┌─ DATA PROVIDED

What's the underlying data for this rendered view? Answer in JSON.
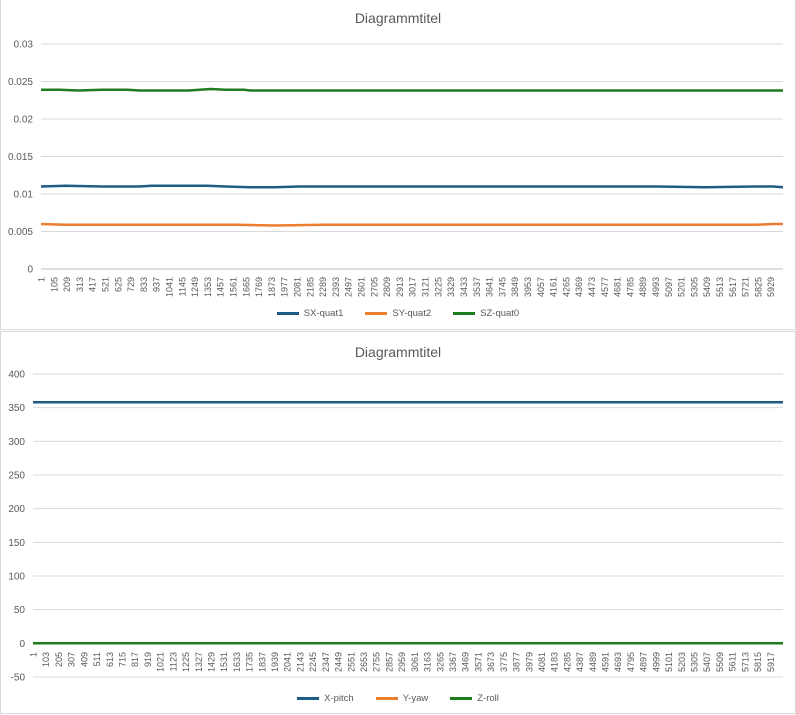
{
  "chart_data": [
    {
      "type": "line",
      "title": "Diagrammtitel",
      "xlabel": "",
      "ylabel": "",
      "ylim": [
        0,
        0.03
      ],
      "yticks": [
        "0",
        "0.005",
        "0.01",
        "0.015",
        "0.02",
        "0.025",
        "0.03"
      ],
      "x_range": [
        1,
        6029
      ],
      "x_tick_start": 1,
      "x_tick_step": 104,
      "x_tick_labels": [
        "1",
        "105",
        "209",
        "313",
        "417",
        "521",
        "625",
        "729",
        "833",
        "937",
        "1041",
        "1145",
        "1249",
        "1353",
        "1457",
        "1561",
        "1665",
        "1769",
        "1873",
        "1977",
        "2081",
        "2185",
        "2289",
        "2393",
        "2497",
        "2601",
        "2705",
        "2809",
        "2913",
        "3017",
        "3121",
        "3225",
        "3329",
        "3433",
        "3537",
        "3641",
        "3745",
        "3849",
        "3953",
        "4057",
        "4161",
        "4265",
        "4369",
        "4473",
        "4577",
        "4681",
        "4785",
        "4889",
        "4993",
        "5097",
        "5201",
        "5305",
        "5409",
        "5513",
        "5617",
        "5721",
        "5825",
        "5929"
      ],
      "grid": true,
      "legend_position": "bottom",
      "series": [
        {
          "name": "SX-quat1",
          "color": "#1f5c85",
          "x": [
            1,
            200,
            500,
            800,
            900,
            1100,
            1350,
            1500,
            1700,
            1900,
            2100,
            2300,
            2600,
            3000,
            3400,
            3800,
            4200,
            4600,
            5000,
            5400,
            5800,
            5950,
            6029
          ],
          "y": [
            0.011,
            0.0111,
            0.011,
            0.011,
            0.0111,
            0.0111,
            0.0111,
            0.011,
            0.0109,
            0.0109,
            0.011,
            0.011,
            0.011,
            0.011,
            0.011,
            0.011,
            0.011,
            0.011,
            0.011,
            0.0109,
            0.011,
            0.011,
            0.0109
          ]
        },
        {
          "name": "SY-quat2",
          "color": "#ed7d31",
          "x": [
            1,
            200,
            500,
            800,
            1100,
            1350,
            1600,
            1900,
            2300,
            2800,
            3400,
            4000,
            4600,
            5200,
            5800,
            5950,
            6029
          ],
          "y": [
            0.006,
            0.0059,
            0.0059,
            0.0059,
            0.0059,
            0.0059,
            0.0059,
            0.0058,
            0.0059,
            0.0059,
            0.0059,
            0.0059,
            0.0059,
            0.0059,
            0.0059,
            0.006,
            0.006
          ],
          "note_removed": true
        },
        {
          "name": "SZ-quat0",
          "color": "#1e7b1e",
          "x": [
            1,
            150,
            300,
            500,
            700,
            800,
            1200,
            1380,
            1500,
            1650,
            1700,
            2500,
            3500,
            4500,
            5500,
            6029
          ],
          "y": [
            0.0239,
            0.0239,
            0.0238,
            0.0239,
            0.0239,
            0.0238,
            0.0238,
            0.024,
            0.0239,
            0.0239,
            0.0238,
            0.0238,
            0.0238,
            0.0238,
            0.0238,
            0.0238
          ]
        }
      ]
    },
    {
      "type": "line",
      "title": "Diagrammtitel",
      "xlabel": "",
      "ylabel": "",
      "ylim": [
        -50,
        400
      ],
      "yticks": [
        "-50",
        "0",
        "50",
        "100",
        "150",
        "200",
        "250",
        "300",
        "350",
        "400"
      ],
      "x_range": [
        1,
        6019
      ],
      "x_tick_start": 1,
      "x_tick_step": 102,
      "x_tick_labels": [
        "1",
        "103",
        "205",
        "307",
        "409",
        "511",
        "613",
        "715",
        "817",
        "919",
        "1021",
        "1123",
        "1225",
        "1327",
        "1429",
        "1531",
        "1633",
        "1735",
        "1837",
        "1939",
        "2041",
        "2143",
        "2245",
        "2347",
        "2449",
        "2551",
        "2653",
        "2755",
        "2857",
        "2959",
        "3061",
        "3163",
        "3265",
        "3367",
        "3469",
        "3571",
        "3673",
        "3775",
        "3877",
        "3979",
        "4081",
        "4183",
        "4285",
        "4387",
        "4489",
        "4591",
        "4693",
        "4795",
        "4897",
        "4999",
        "5101",
        "5203",
        "5305",
        "5407",
        "5509",
        "5611",
        "5713",
        "5815",
        "5917"
      ],
      "grid": true,
      "legend_position": "bottom",
      "series": [
        {
          "name": "X-pitch",
          "color": "#1f5c85",
          "x": [
            1,
            6019
          ],
          "y": [
            358,
            358
          ]
        },
        {
          "name": "Y-yaw",
          "color": "#ed7d31",
          "x": [
            1,
            6019
          ],
          "y": [
            0,
            0
          ]
        },
        {
          "name": "Z-roll",
          "color": "#1e7b1e",
          "x": [
            1,
            6019
          ],
          "y": [
            0,
            0
          ]
        }
      ]
    }
  ]
}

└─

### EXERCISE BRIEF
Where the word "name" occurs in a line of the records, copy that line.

### REPLY TO THE TASK
          "name": "SX-quat1",
          "name": "SY-quat2",
          "name": "SZ-quat0",
          "name": "X-pitch",
          "name": "Y-yaw",
          "name": "Z-roll",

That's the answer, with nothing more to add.